Chilling memoir
Reviewed by Balwinder Kaur

Anne Frank’s Tales from the Secret Annexe
By Anne Frank. Hachette India. Pages 207. Rs 350

Anne Frank, the world-renowned teenage author of this collection of writings did not live to see her eighteenth birthday because under the merciless Nazi regime being born Jewish was a crime punishable by death. The Netherlands in the year 1944 may seem long gone but Anne Frank’s journal is one of the most moving accounts of this dark period in human history, recounting with vivid clarity the terrible oppressive years which many spent in hiding because they feared for their lives. A chilling memoir showcasing the first-hand effects of war on a human being; putting a face and name to suffering.

Raised in a highly literary environment by Otto and Edith Frank, both Anne and her sister Margot enjoyed scholastic pursuits even after they lost their physical freedom. A self-possessed and motivated girl, Anne envisioned for herself a life of productivity rather than domesticity and longed to be a writer who would leave her mark on the world. Propelled by that desire, she wrote zealously and her numerous short stories, personal accounts, an unfinished novel and lesser-known writings are compiled in Anne Frank’s Tales From The Secret Annexe translated from Dutch by Susan Massotty.

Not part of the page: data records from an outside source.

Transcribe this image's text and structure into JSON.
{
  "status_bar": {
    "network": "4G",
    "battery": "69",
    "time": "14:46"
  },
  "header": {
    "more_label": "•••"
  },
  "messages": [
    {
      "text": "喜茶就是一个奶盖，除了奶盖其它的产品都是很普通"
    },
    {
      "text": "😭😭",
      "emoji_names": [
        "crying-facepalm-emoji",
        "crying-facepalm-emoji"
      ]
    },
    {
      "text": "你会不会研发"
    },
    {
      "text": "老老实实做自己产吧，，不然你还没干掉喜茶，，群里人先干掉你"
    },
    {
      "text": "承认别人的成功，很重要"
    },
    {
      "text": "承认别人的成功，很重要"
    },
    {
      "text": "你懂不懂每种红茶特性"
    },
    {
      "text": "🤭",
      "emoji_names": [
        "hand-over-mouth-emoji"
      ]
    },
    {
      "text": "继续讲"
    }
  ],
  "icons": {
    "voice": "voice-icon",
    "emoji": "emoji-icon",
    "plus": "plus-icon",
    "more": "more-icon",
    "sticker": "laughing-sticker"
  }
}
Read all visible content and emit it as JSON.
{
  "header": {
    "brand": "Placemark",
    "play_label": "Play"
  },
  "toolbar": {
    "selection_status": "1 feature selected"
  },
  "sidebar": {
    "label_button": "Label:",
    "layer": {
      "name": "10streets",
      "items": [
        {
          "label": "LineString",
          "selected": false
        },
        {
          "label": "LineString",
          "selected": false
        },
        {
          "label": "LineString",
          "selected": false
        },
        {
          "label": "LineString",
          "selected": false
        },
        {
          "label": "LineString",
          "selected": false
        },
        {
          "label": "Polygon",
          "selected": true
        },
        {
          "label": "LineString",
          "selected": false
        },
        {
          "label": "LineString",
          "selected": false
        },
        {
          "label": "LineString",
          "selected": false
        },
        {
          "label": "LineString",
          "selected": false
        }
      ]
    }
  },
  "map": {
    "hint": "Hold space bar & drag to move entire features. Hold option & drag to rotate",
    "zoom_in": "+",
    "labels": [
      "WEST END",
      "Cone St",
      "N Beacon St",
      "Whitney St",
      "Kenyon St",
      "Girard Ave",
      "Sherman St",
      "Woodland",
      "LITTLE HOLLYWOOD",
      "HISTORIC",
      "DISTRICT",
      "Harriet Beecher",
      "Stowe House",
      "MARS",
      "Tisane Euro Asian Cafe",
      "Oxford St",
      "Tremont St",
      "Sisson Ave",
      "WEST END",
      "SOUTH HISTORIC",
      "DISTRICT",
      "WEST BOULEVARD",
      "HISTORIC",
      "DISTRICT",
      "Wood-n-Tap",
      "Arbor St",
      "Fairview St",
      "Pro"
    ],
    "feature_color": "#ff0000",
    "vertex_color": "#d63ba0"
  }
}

During her two years in the Annexe, existing in a state of suspended animation, Anne wrote many stories and strove to make sense of a world gone mad through her words. She was striving for an approximation of freedom and dreaming of a brighter future. Many of these writings were about the Annexe itself and its residents. All these eight people lived in a confined space, constrained to follow with clockwork precision the schedule that their lives depended on. And the inevitable friction and collisions that occurred between people in each other’s orbits. We see that people even in these dire times remained the same with flaws and failings. Hardship was a part of this community’s daily life and general existence. Their daily routine is pieced together over many entries; wherein layouts and activities are described but not necessarily in sequence. This composite provides the reader a real picture of life in the Annexe.

Anne Frank’s Tales from the Secret AnnexeShe wrote with a fascinating mixture of idealism and realism. The writing is matter of fact and free of dramatic exaggerations; all references to deprivation and isolation are offhand. Her narration of events includes colourful descriptions interspersed with wry observations and remarks. Sometimes using humour as a defence mechanism. But between these age-appropriate comments lies a profound understanding of life and human nature. Nevertheless, there is palpable tension throughout and the lack of tears and hysterics only enhances this. The date on each entry feels like a clock counting down to the sad finale that the reader knows is coming.

The diary entries prove very revealing as Anne confesses to many a personal flaw and folly however she displays impressive emotional maturity by always striving for reasonable behaviour and advocating compassion.

The stories have different tones; sarcastic, earnest, hopeful, resentful and pensive. But these stories have similar themes and there is a constant clash between confinement and adventure. The pages are filled with uncomfortable questions and ugly truths.

There are many character-driven stories and her experiences are sometimes mirrored in these characters’ lives; expressing her frustration and desperation through the medium of fiction. Most of her characters are good, hard-working people weighed down by difficult circumstances but who remain honourable. Multiple scenarios are used to explore and imagine what her hypothetical future would be like. Some stories are sad and some hopeful; some with happy endings like Paula’s Flight while Katrien was not so lucky. There is the maudlin tale of Blurry the Explorer who ran away but couldn’t find the world. War is only referenced in one story, perhaps it is a subject too painful to dwell on. But these characters chase inner happiness in the face of insurmountable challenges while grappling with life’s disappointments.

Anne Frank’s greatest legacy remains her strength and stoicism. With a maturity beyond her years, she made the distinction between what can be cured and what must be endured. To her, the key to surviving grief and loss lay in the belief that her suffering was transient that there existed the promise of a better tomorrow. Anne was a humanist and a social reformer in the making and her desperate desire to make a difference in the world was realised for her message of hope, compassion and kindness has inspired and motivated millions.